Oftentimes, when a church prepares a marketing piece, decorates the foyer, creates a new logo, or builds a web site, the leadership reaches out to get input from people who all have the same perspective. They ask the insiders, those with a front row seat to the church. These people usually have similar opinions and tastes as the leadership and the marketing becomes inbred. It appeals to those that have already bought in, instead of those the organization is trying to reach. These campaigns usually end up looking culturally out of touch and outdated to outsiders and are a complete waste of time and money.
So what can be done? Here are a few suggestions…
Get input from people who do not go to your church. It’s so easy to become isolated in our own little church world. Step outside of it and get input from other people!
Get input from unbelievers. I’m not sure why we shy away from this one. Corporations spend lots of money to get insights from potential customers so why can’t we? Ask your seeker friends what they think of your marketing materials. Ask them point blank what turns them off about it. Your seeker friend is your target audience so his or her input is extremely valuable!

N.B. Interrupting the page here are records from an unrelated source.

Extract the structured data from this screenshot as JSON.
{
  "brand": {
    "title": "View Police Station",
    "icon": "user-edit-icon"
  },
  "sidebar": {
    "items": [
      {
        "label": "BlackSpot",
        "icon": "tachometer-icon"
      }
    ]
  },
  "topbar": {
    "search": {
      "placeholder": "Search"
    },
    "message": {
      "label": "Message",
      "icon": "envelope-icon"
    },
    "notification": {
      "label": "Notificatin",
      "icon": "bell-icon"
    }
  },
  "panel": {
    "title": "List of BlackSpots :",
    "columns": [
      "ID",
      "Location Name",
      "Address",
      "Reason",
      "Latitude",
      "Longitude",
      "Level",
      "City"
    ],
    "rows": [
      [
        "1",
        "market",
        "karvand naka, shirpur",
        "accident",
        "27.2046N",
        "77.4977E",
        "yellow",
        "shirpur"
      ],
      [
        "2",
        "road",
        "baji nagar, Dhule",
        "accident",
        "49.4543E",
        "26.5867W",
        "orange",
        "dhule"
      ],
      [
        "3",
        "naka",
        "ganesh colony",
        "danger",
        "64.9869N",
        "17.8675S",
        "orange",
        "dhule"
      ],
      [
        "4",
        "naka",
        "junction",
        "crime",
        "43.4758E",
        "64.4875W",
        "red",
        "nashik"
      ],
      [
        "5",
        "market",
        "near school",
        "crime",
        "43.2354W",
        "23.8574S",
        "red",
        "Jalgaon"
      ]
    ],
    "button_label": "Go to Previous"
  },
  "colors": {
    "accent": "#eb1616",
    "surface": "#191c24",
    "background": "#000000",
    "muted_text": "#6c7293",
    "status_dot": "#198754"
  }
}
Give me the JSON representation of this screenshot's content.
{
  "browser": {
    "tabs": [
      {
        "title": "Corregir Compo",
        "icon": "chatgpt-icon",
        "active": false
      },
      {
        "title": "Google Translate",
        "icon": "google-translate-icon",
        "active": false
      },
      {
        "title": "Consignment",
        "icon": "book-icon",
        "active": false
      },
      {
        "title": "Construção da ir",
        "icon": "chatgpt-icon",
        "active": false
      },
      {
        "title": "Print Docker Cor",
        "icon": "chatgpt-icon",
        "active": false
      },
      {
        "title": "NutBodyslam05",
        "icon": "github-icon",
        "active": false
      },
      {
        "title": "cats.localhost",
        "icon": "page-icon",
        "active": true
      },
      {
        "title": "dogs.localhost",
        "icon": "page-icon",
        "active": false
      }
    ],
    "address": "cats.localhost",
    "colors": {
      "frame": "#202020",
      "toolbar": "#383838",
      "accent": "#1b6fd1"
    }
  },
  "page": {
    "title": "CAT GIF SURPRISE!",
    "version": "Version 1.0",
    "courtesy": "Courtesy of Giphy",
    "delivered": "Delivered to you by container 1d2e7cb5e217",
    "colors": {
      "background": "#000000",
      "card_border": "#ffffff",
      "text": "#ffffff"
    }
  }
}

Give them permission to be honest. So many times, we work hard on a project and really hope people will like it. When we ask for opinions, people sense that and are afraid to give an honest answer. Let them know it’s OK to say that it stinks. It will help you produce a more effective campaign and save you from wasting a bunch of money.
One more thing. Here’s a great idea for church leadership wanting to get a fresh perspective on their church. Ask someone who’s never been to their church before to visit and give an honest critique. Have that person take notes about the friendliness of the hospitality team, the placement of the chairs, the quality of the children’s ministry, the cleanliness of the restrooms, how well the platform was lit, the volume of the worship, etc. An anonymous walk-through like that can shed a lot of light! If your friend has a hidden camera, that would really help too! (I have one that I use from time to time.)
So remember to gather many perspectives. Each one matters and will make a difference!